While these men should be recognized for their contributions to the great American experiment, we have failed to honor so many others who also made America into what it is today: women.
Women have been an integral part of creating a more equal and just society. We’ve been at the forefront of the struggle for civil rights, voting rights and human rights, including the push for reproductive justice. We have been innovative leaders, thinkers and doers in every field, including mathematics, science, technology, arts and the humanities.
Frankly, our nation is all the better for it. It is past time we honor the “sheroes” of American history and memorialize them on our currency.
Angelou’s brilliance and artistry inspired generations of Americans and she, alongside other phenomenal women in history, will be displayed on our currency as part of the American Women Quarters (AWQ) Program.

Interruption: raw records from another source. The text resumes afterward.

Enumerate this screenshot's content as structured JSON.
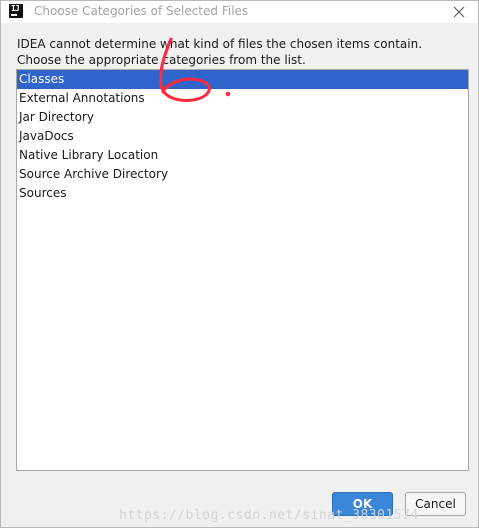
{
  "window": {
    "title": "Choose Categories of Selected Files",
    "app_icon": "intellij-idea-icon",
    "close_icon": "close-icon"
  },
  "description": {
    "line1": "IDEA cannot determine what kind of files the chosen items contain.",
    "line2": "Choose the appropriate categories from the list."
  },
  "categories": {
    "items": [
      {
        "label": "Classes",
        "selected": true
      },
      {
        "label": "External Annotations",
        "selected": false
      },
      {
        "label": "Jar Directory",
        "selected": false
      },
      {
        "label": "JavaDocs",
        "selected": false
      },
      {
        "label": "Native Library Location",
        "selected": false
      },
      {
        "label": "Source Archive Directory",
        "selected": false
      },
      {
        "label": "Sources",
        "selected": false
      }
    ]
  },
  "buttons": {
    "ok_label": "OK",
    "cancel_label": "Cancel"
  },
  "annotation": {
    "text": "6.",
    "color": "#ff2a3c"
  },
  "watermark": {
    "text": "https://blog.csdn.net/sinat_38301574"
  },
  "colors": {
    "selection": "#2f65ca",
    "ok_button": "#3a86d9"
  }
}
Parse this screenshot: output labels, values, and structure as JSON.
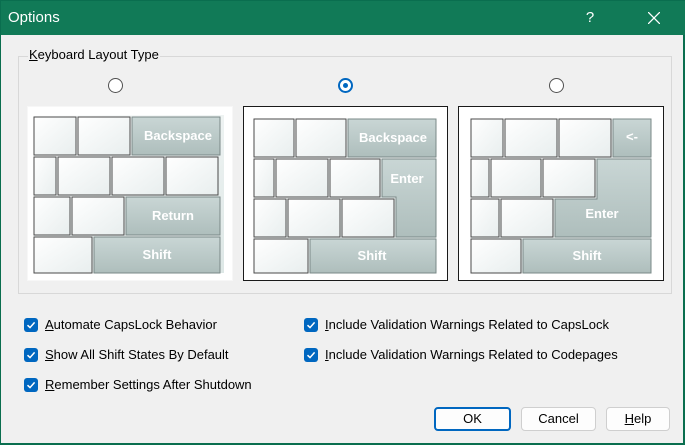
{
  "window": {
    "title": "Options",
    "help_glyph": "?"
  },
  "group": {
    "label": "Keyboard Layout Type",
    "mnemonic": "K",
    "rest": "eyboard Layout Type"
  },
  "layouts": [
    {
      "checked": false,
      "keys": [
        "Backspace",
        "Return",
        "Shift"
      ]
    },
    {
      "checked": true,
      "keys": [
        "Backspace",
        "Enter",
        "Shift"
      ]
    },
    {
      "checked": false,
      "keys": [
        "<-",
        "Enter",
        "Shift"
      ]
    }
  ],
  "options": [
    {
      "label": "Automate CapsLock Behavior",
      "mnemonic": "A",
      "rest": "utomate CapsLock Behavior",
      "checked": true
    },
    {
      "label": "Show All Shift States By Default",
      "mnemonic": "S",
      "rest": "how All Shift States By Default",
      "checked": true
    },
    {
      "label": "Remember Settings After Shutdown",
      "mnemonic": "R",
      "rest": "emember Settings After Shutdown",
      "checked": true
    },
    {
      "label": "Include Validation Warnings Related to CapsLock",
      "mnemonic": "I",
      "rest": "nclude Validation Warnings Related to CapsLock",
      "checked": true
    },
    {
      "label": "Include Validation Warnings Related to Codepages",
      "mnemonic": "I",
      "rest": "nclude Validation Warnings Related to Codepages",
      "checked": true
    }
  ],
  "buttons": {
    "ok": "OK",
    "cancel": "Cancel",
    "help": {
      "label": "Help",
      "mnemonic": "H",
      "rest": "elp"
    }
  },
  "colors": {
    "title_bar": "#117a57",
    "accent": "#0067c0"
  }
}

However, as we know, many Black women and women of color were excluded from the right to vote and fought beyond its ratification to secure that basic right for themselves. It is my hope that we continue to celebrate the achievements of the many women of color and Black women trailblazers who have left a profound legacy on our country, like Harriet Tubman and brave abolitionists who led countless enslaved people to freedom.

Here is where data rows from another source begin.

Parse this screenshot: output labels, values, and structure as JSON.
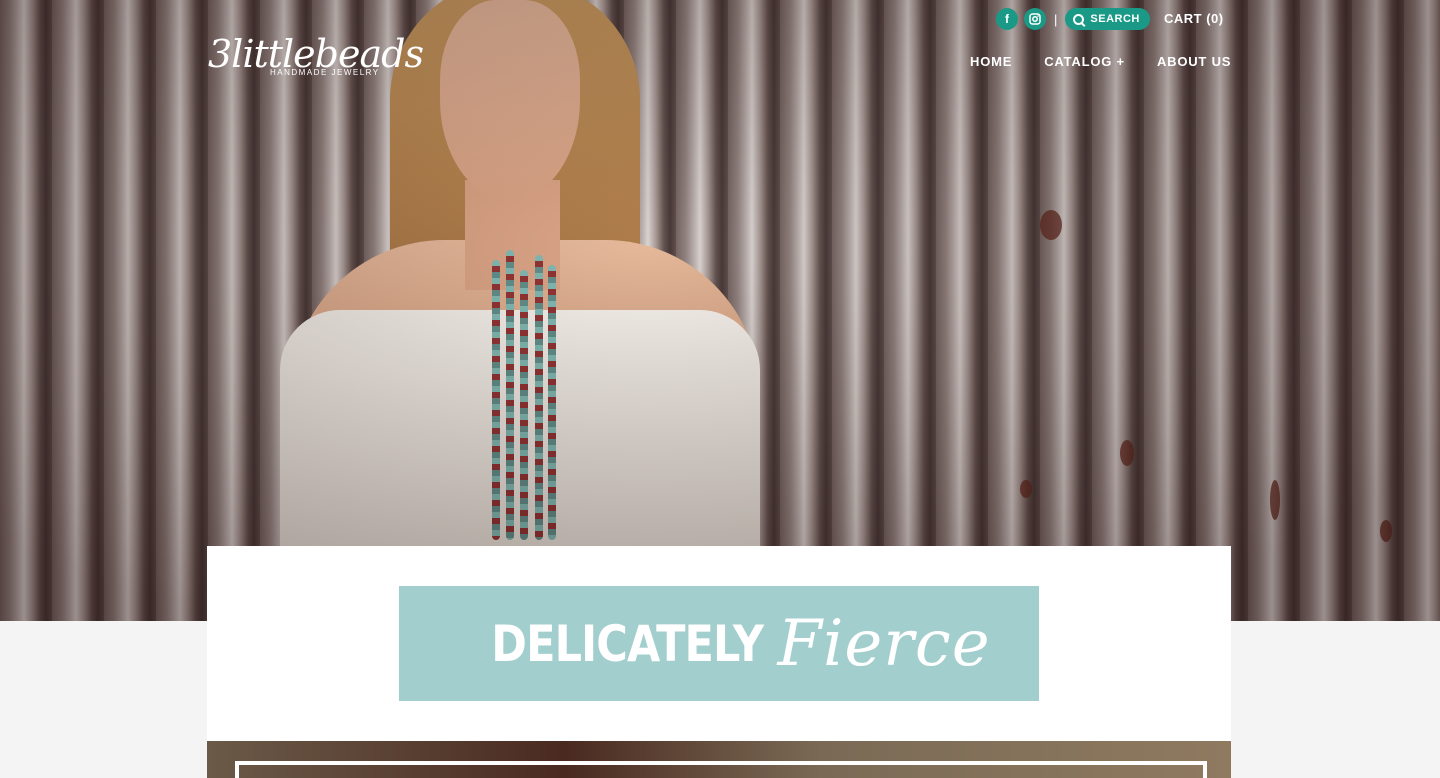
{
  "brand": {
    "logo_script": "3littlebeads",
    "logo_tagline": "HANDMADE JEWELRY"
  },
  "topbar": {
    "facebook_icon": "facebook-icon",
    "instagram_icon": "instagram-icon",
    "separator": "|",
    "search_label": "SEARCH",
    "cart_label": "CART (0)"
  },
  "nav": {
    "items": [
      "HOME",
      "CATALOG +",
      "ABOUT US"
    ]
  },
  "banner": {
    "text_bold": "DELICATELY",
    "text_script": "Fierce"
  },
  "colors": {
    "accent": "#1a9a86",
    "banner_bg": "#a2cfcd"
  }
}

And while this symbolism is important, it is just one of the many efforts to adequately acknowledge and respect women’s contributions, like fighting to close the gender pay gap, protect the right to comprehensive reproductive health care, secure paid leave, child care and much more.
For far too long, the accomplishments of women have gone overlooked and underappreciated. It is past time we memorialize women whose work embodies diversity, innovation and courage — some of the virtues that built this country.
This is just the beginning. Women’s history is our history. I hope that these coins will motivate people to learn about the major contributions of these women in history, hear the stories of their lives and inspire the next generation of leaders. Young people should know just as much about Shirley Chisholm, Fannie Lou Hamer, Sylvia Rivera and Patsy Mink, as they do about Washington, Lincoln and Franklin.
If you soon find yourself holding a Maya Angelou quarter, may you be reminded of her words: “Be certain that you do not die without having done something wonderful for humanity.”
Credit: Source link